* Component data from apps and pages *
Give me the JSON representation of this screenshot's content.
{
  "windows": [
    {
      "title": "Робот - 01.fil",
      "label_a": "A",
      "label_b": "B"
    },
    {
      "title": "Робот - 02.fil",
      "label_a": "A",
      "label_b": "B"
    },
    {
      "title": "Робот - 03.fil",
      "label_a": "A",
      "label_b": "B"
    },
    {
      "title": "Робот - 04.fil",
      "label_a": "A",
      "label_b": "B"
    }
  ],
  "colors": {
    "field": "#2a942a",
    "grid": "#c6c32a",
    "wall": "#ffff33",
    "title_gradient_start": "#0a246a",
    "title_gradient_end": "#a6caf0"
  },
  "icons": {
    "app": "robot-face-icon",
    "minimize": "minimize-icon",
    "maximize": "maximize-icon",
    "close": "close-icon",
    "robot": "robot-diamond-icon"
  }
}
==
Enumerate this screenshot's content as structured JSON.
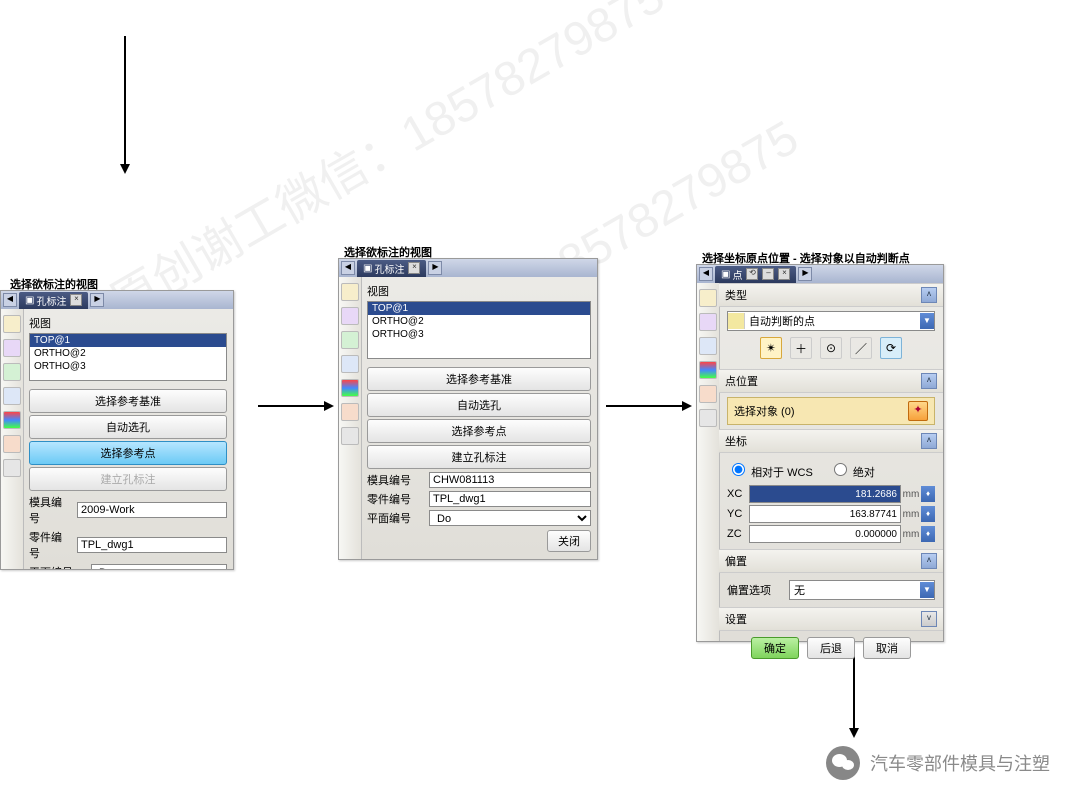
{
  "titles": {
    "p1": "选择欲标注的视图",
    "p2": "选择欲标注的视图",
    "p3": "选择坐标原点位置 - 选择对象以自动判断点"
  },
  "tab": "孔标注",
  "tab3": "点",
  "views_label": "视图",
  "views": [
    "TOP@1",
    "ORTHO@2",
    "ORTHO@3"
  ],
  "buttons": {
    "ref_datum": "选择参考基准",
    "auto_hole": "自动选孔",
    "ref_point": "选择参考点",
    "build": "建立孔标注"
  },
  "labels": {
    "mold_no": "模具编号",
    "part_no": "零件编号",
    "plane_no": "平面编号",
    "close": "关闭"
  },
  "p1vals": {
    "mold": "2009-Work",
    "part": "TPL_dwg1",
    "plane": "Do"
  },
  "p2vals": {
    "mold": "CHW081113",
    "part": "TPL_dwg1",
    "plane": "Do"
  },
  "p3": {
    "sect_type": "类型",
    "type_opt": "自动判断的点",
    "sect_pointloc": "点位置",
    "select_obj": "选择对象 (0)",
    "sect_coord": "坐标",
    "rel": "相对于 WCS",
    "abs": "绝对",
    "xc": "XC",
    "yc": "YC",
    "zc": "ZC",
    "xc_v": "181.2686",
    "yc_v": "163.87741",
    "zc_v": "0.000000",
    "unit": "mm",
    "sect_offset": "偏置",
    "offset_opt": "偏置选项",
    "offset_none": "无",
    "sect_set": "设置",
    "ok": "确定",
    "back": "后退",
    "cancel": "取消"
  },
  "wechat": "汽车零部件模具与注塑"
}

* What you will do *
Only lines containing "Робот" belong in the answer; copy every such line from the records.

* Task answer *
      "title": "Робот - 01.fil",
      "title": "Робот - 02.fil",
      "title": "Робот - 03.fil",
      "title": "Робот - 04.fil",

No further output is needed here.